**Directions for this task:** From first line to last, write out the data precisely as shown.
BEGIN
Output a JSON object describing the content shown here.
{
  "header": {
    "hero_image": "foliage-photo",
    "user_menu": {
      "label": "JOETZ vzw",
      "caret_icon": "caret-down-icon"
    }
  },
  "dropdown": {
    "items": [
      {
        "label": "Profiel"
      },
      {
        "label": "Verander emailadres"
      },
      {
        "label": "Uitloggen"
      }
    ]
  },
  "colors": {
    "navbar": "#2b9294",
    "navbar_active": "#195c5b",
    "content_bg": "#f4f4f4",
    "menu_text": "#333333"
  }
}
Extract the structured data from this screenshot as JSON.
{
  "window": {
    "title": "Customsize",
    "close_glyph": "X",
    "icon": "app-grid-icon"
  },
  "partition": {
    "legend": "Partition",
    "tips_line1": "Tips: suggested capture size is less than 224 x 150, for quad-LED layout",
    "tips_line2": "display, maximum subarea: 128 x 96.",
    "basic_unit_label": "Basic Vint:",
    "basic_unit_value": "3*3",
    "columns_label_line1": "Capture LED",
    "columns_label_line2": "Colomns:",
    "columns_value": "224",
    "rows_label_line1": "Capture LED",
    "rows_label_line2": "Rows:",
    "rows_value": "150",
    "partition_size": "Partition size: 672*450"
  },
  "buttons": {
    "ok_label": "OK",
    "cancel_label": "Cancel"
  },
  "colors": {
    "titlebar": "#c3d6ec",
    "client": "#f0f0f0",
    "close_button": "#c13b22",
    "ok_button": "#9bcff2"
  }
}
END
**Solution:**
Output a JSON object describing the content shown here.
{
  "header": {
    "hero_image": "foliage-photo",
    "user_menu": {
      "label": "JOETZ vzw",
      "caret_icon": "caret-down-icon"
    }
  },
  "dropdown": {
    "items": [
      {
        "label": "Profiel"
      },
      {
        "label": "Verander emailadres"
      },
      {
        "label": "Uitloggen"
      }
    ]
  },
  "colors": {
    "navbar": "#2b9294",
    "navbar_active": "#195c5b",
    "content_bg": "#f4f4f4",
    "menu_text": "#333333"
  }
}
Extract the structured data from this screenshot as JSON.
{
  "window": {
    "title": "Customsize",
    "close_glyph": "X",
    "icon": "app-grid-icon"
  },
  "partition": {
    "legend": "Partition",
    "tips_line1": "Tips: suggested capture size is less than 224 x 150, for quad-LED layout",
    "tips_line2": "display, maximum subarea: 128 x 96.",
    "basic_unit_label": "Basic Vint:",
    "basic_unit_value": "3*3",
    "columns_label_line1": "Capture LED",
    "columns_label_line2": "Colomns:",
    "columns_value": "224",
    "rows_label_line1": "Capture LED",
    "rows_label_line2": "Rows:",
    "rows_value": "150",
    "partition_size": "Partition size: 672*450"
  },
  "buttons": {
    "ok_label": "OK",
    "cancel_label": "Cancel"
  },
  "colors": {
    "titlebar": "#c3d6ec",
    "client": "#f0f0f0",
    "close_button": "#c13b22",
    "ok_button": "#9bcff2"
  }
}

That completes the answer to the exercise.